══ Material provided ══
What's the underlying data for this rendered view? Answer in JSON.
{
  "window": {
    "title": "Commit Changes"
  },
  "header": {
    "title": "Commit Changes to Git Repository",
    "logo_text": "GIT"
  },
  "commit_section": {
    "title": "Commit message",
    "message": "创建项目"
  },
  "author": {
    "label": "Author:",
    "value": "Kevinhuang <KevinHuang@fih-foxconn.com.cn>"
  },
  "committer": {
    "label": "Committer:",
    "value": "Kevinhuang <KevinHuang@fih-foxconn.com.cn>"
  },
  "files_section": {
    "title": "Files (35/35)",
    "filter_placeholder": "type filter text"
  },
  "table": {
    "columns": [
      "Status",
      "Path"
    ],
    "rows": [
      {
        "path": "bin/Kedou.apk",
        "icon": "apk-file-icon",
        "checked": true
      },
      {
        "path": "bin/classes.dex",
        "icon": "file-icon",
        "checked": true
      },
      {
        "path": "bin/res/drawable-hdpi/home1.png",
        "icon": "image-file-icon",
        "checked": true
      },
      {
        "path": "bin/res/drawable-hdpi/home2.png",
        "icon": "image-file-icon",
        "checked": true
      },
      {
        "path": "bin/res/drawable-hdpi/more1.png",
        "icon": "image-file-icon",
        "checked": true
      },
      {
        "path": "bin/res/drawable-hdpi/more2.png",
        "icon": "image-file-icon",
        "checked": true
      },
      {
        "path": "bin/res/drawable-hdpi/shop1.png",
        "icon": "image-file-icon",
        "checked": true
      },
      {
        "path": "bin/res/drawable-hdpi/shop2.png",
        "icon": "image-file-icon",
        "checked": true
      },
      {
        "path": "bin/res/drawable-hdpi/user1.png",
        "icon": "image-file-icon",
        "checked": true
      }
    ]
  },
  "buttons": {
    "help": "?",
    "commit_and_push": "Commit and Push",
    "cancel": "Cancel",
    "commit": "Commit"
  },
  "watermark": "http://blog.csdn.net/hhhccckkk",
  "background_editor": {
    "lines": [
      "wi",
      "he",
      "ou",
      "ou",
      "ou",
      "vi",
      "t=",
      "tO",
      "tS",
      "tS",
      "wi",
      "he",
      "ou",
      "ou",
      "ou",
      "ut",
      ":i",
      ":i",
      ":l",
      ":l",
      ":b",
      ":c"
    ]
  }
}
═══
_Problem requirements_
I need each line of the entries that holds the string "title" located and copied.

_Exercise response_
    "title": "Commit Changes"
    "title": "Commit Changes to Git Repository",
    "title": "Commit message",
    "title": "Files (35/35)",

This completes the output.